Speaking at the second annual New American Advocacy Forum, Boyce said the immigrant and refugee population in central Ohio contributes $1.6 billion to the local economy every year.
"What that says is they are part of the community," Boyce told the dozens of representatives from immigrant and refugee resettlement and assistance organizations at the May 10 event at the Columbus Athenaeum.
He said that between 2000 and 2014, nearly half of all refugees and immigrants arriving in Ohio settled in Franklin County.
"That says we are a place that is welcoming," Boyce said.
City Councilwoman Elizabeth Brown, another of the speakers, took a different approach to the issue of how accepting people are of those coming from other countries.
"This conversation is a moral one in so many ways," she said. "Do we stand for the opportunity for everyone to have a better life?"
The event was hosted by the New American Advisory Council, a coalition of city and county officials along with organizations, agencies, individuals and neighborhood groups. Its purpose, organizers said, was to "raise awareness and promote integration through community engagement."
"This, I think, is the very beginning of a conversation that is going to help us enrich central Ohio," said Boyce, who served as emcee for the forum.
"The way that immigrants and refugees are being treated across the country is, on a personal level, troubling for me," said Brown, who said one set of rules was in place for newcomers to the United States under President Barack Obama but a new set of rules exists under President Donald Trump.
"I know that a lot of you in this room feel the same way personally," she said.
Trump's wife, Melania, 47, was born in Slovenia and became a permanent resident of the United States in 2001. She became a U.S. citizen in 2006.
Brown concluded her comments by quoting from a poem by Langston Hughes:
"I say it plain,
"America never was America to me,
"And yet I swear this oath --
"America will be!"
"What he's telling us is what is great about our country is what we aspire to be," Brown said.
Frederic Bentley, president and chief executive officer of COSI, was keynote speaker for the forum. He spoke of growing up in Canada -- the son of a father from Trinidad and a mother who was born in Barbados -- and of how he developed his love of science by inadvertently blowing up a hand-held game when he sought to bypass the batteries and hook the device to a direct current.
"Ladies and gentlemen, the best 10 seconds of my life," he said. "That got me hooked on science ever since."

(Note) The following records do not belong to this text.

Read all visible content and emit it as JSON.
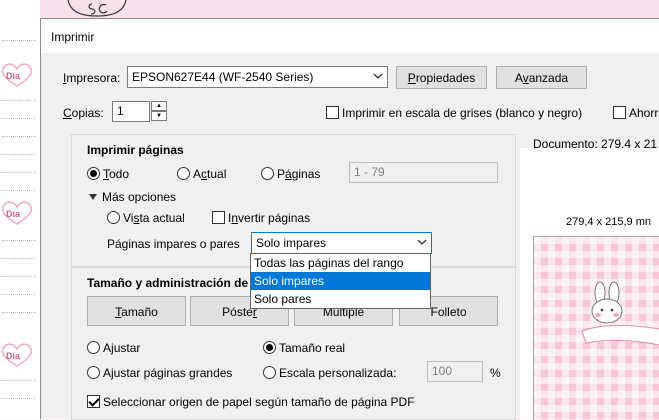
{
  "background": {
    "heart_labels": [
      "Día",
      "Día",
      "Día"
    ]
  },
  "dialog": {
    "title": "Imprimir",
    "printer_label": "Impresora:",
    "printer_value": "EPSON627E44 (WF-2540 Series)",
    "properties_button": "Propiedades",
    "advanced_button": "Avanzada",
    "copies_label": "Copias:",
    "copies_value": "1",
    "grayscale_label": "Imprimir en escala de grises (blanco y negro)",
    "grayscale_checked": false,
    "save_ink_label": "Ahorra",
    "print_pages": {
      "heading": "Imprimir páginas",
      "all_label": "Todo",
      "current_label": "Actual",
      "pages_label": "Páginas",
      "pages_value": "1 - 79",
      "selected": "all",
      "more_options_label": "Más opciones",
      "current_view_label": "Vista actual",
      "reverse_label": "Invertir páginas",
      "odd_even_label": "Páginas impares o pares",
      "odd_even_value": "Solo impares",
      "odd_even_options": [
        "Todas las páginas del rango",
        "Solo impares",
        "Solo pares"
      ],
      "odd_even_selected_index": 1
    },
    "size_handling": {
      "heading": "Tamaño y administración de p",
      "tabs": [
        "Tamaño",
        "Póster",
        "Múltiple",
        "Folleto"
      ],
      "fit_label": "Ajustar",
      "actual_size_label": "Tamaño real",
      "shrink_large_label": "Ajustar páginas grandes",
      "custom_scale_label": "Escala personalizada:",
      "custom_scale_value": "100",
      "percent": "%",
      "selected": "actual_size",
      "paper_source_label": "Seleccionar origen de papel según tamaño de página PDF",
      "paper_source_checked": true
    },
    "preview": {
      "document_label": "Documento: 279,4 x 21",
      "page_size_label": "279,4 x 215,9 mn"
    }
  },
  "colors": {
    "accent": "#0078d7",
    "preview_pink": "#f7c7d8"
  }
}
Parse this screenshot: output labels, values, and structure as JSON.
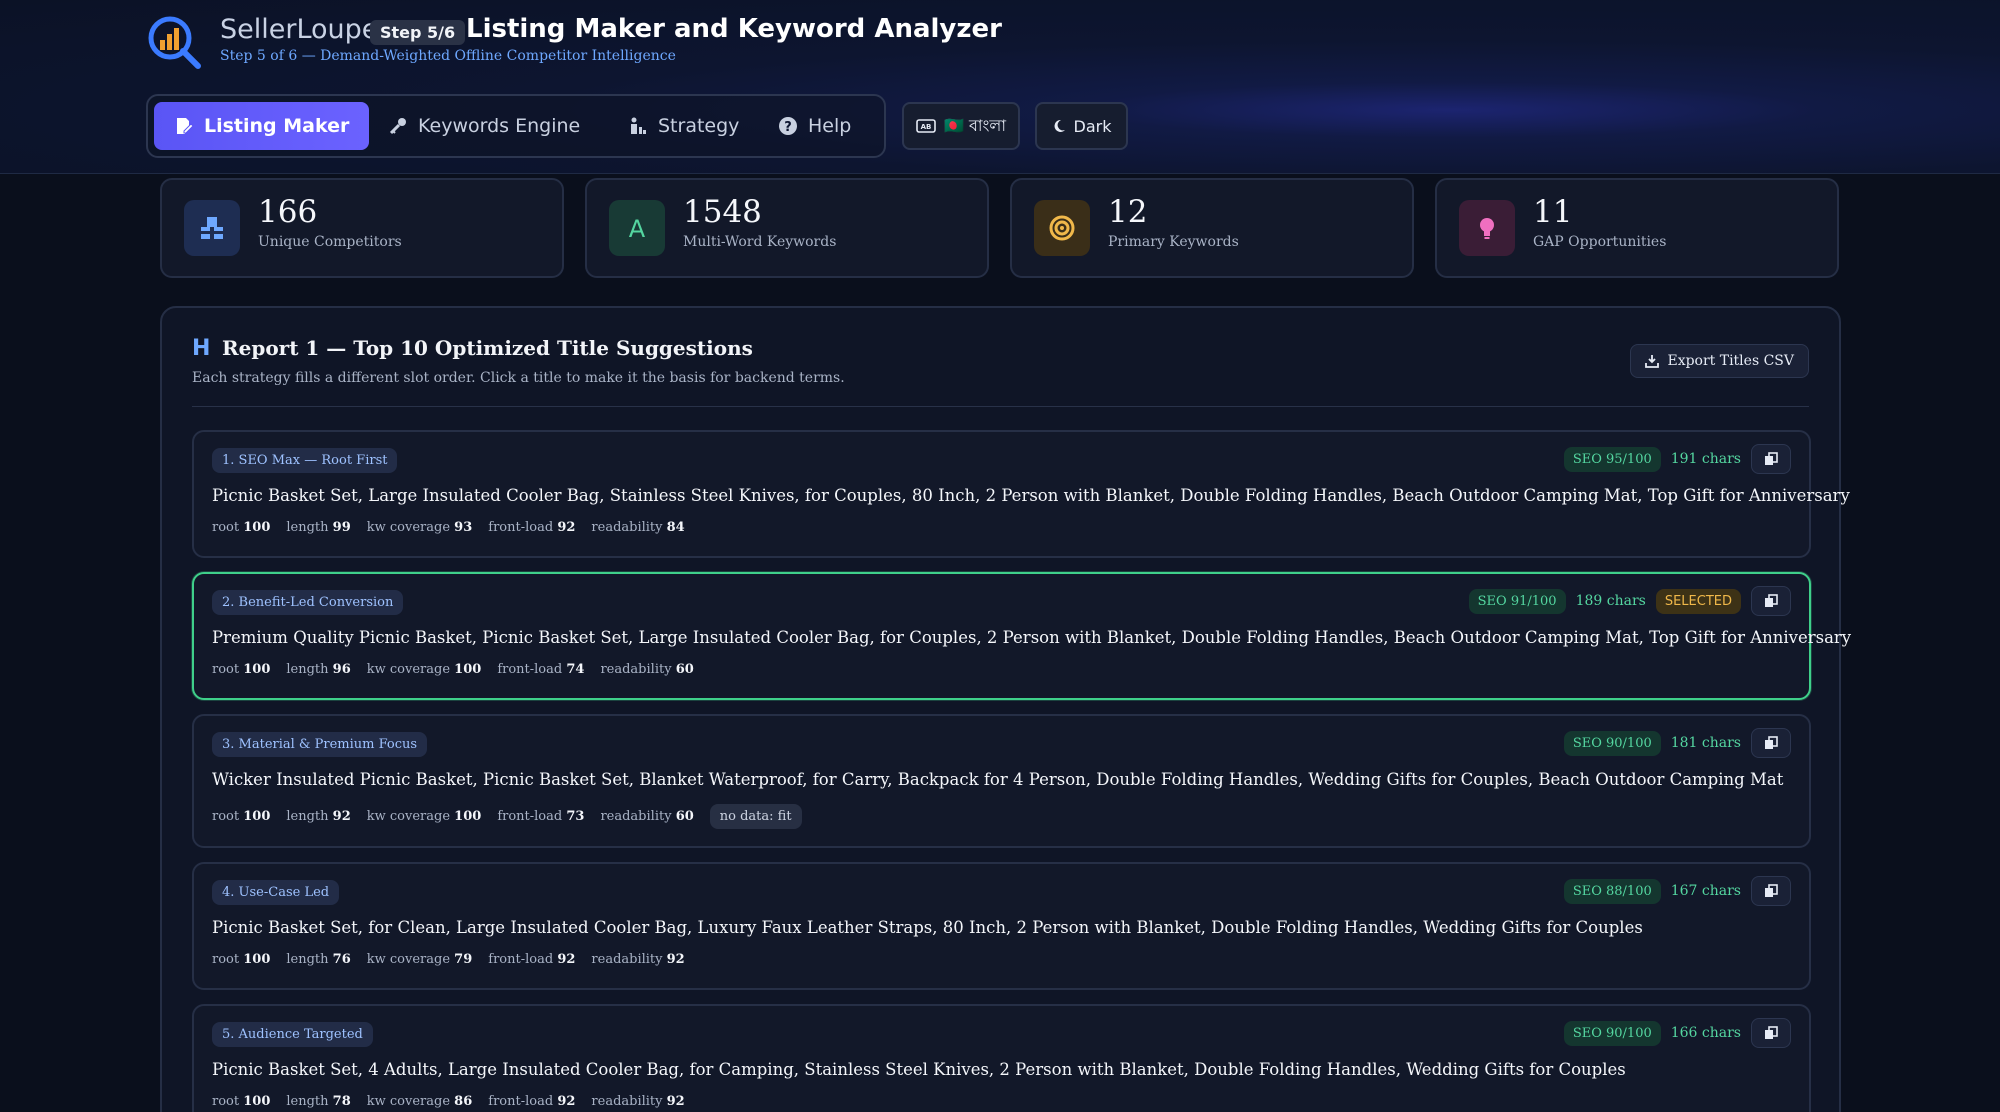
{
  "header": {
    "brand": "SellerLoupe",
    "step_badge": "Step 5/6",
    "title": "Listing Maker and Keyword Analyzer",
    "subtitle": "Step 5 of 6 — Demand-Weighted Offline Competitor Intelligence"
  },
  "tabs": [
    {
      "label": "Listing Maker",
      "icon": "edit-icon",
      "active": true
    },
    {
      "label": "Keywords Engine",
      "icon": "key-icon",
      "active": false
    },
    {
      "label": "Strategy",
      "icon": "strategy-icon",
      "active": false
    },
    {
      "label": "Help",
      "icon": "help-icon",
      "active": false
    }
  ],
  "language_button": "🇧🇩 বাংলা",
  "theme_button": "Dark",
  "stats": [
    {
      "value": "166",
      "label": "Unique Competitors",
      "icon": "competitors-icon",
      "color": "#6ea8ff"
    },
    {
      "value": "1548",
      "label": "Multi-Word Keywords",
      "icon": "letter-a-icon",
      "color": "#54d6a0"
    },
    {
      "value": "12",
      "label": "Primary Keywords",
      "icon": "target-icon",
      "color": "#f0b84a"
    },
    {
      "value": "11",
      "label": "GAP Opportunities",
      "icon": "lightbulb-icon",
      "color": "#f06fc0"
    }
  ],
  "report": {
    "heading_icon": "H",
    "title": "Report 1 — Top 10 Optimized Title Suggestions",
    "description": "Each strategy fills a different slot order. Click a title to make it the basis for backend terms.",
    "export_label": "Export Titles CSV",
    "metric_labels": {
      "root": "root",
      "length": "length",
      "kw": "kw coverage",
      "front": "front-load",
      "read": "readability"
    },
    "titles": [
      {
        "strategy": "1. SEO Max — Root First",
        "seo": "SEO 95/100",
        "chars": "191 chars",
        "selected": false,
        "text": "Picnic Basket Set, Large Insulated Cooler Bag, Stainless Steel Knives, for Couples, 80 Inch, 2 Person with Blanket, Double Folding Handles, Beach Outdoor Camping Mat, Top Gift for Anniversary",
        "root": "100",
        "length": "99",
        "kw": "93",
        "front": "92",
        "read": "84",
        "note": ""
      },
      {
        "strategy": "2. Benefit-Led Conversion",
        "seo": "SEO 91/100",
        "chars": "189 chars",
        "selected": true,
        "selected_label": "SELECTED",
        "text": "Premium Quality Picnic Basket, Picnic Basket Set, Large Insulated Cooler Bag, for Couples, 2 Person with Blanket, Double Folding Handles, Beach Outdoor Camping Mat, Top Gift for Anniversary",
        "root": "100",
        "length": "96",
        "kw": "100",
        "front": "74",
        "read": "60",
        "note": ""
      },
      {
        "strategy": "3. Material & Premium Focus",
        "seo": "SEO 90/100",
        "chars": "181 chars",
        "selected": false,
        "text": "Wicker Insulated Picnic Basket, Picnic Basket Set, Blanket Waterproof, for Carry, Backpack for 4 Person, Double Folding Handles, Wedding Gifts for Couples, Beach Outdoor Camping Mat",
        "root": "100",
        "length": "92",
        "kw": "100",
        "front": "73",
        "read": "60",
        "note": "no data: fit"
      },
      {
        "strategy": "4. Use-Case Led",
        "seo": "SEO 88/100",
        "chars": "167 chars",
        "selected": false,
        "text": "Picnic Basket Set, for Clean, Large Insulated Cooler Bag, Luxury Faux Leather Straps, 80 Inch, 2 Person with Blanket, Double Folding Handles, Wedding Gifts for Couples",
        "root": "100",
        "length": "76",
        "kw": "79",
        "front": "92",
        "read": "92",
        "note": ""
      },
      {
        "strategy": "5. Audience Targeted",
        "seo": "SEO 90/100",
        "chars": "166 chars",
        "selected": false,
        "text": "Picnic Basket Set, 4 Adults, Large Insulated Cooler Bag, for Camping, Stainless Steel Knives, 2 Person with Blanket, Double Folding Handles, Wedding Gifts for Couples",
        "root": "100",
        "length": "78",
        "kw": "86",
        "front": "92",
        "read": "92",
        "note": ""
      }
    ]
  }
}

Cindy Gaillard, director of local content for WOSU, served as moderator for a panel discussion on the economic impact of New Americans.
"If you're an immigrant or refugee, keep talking; keep telling your story," she said.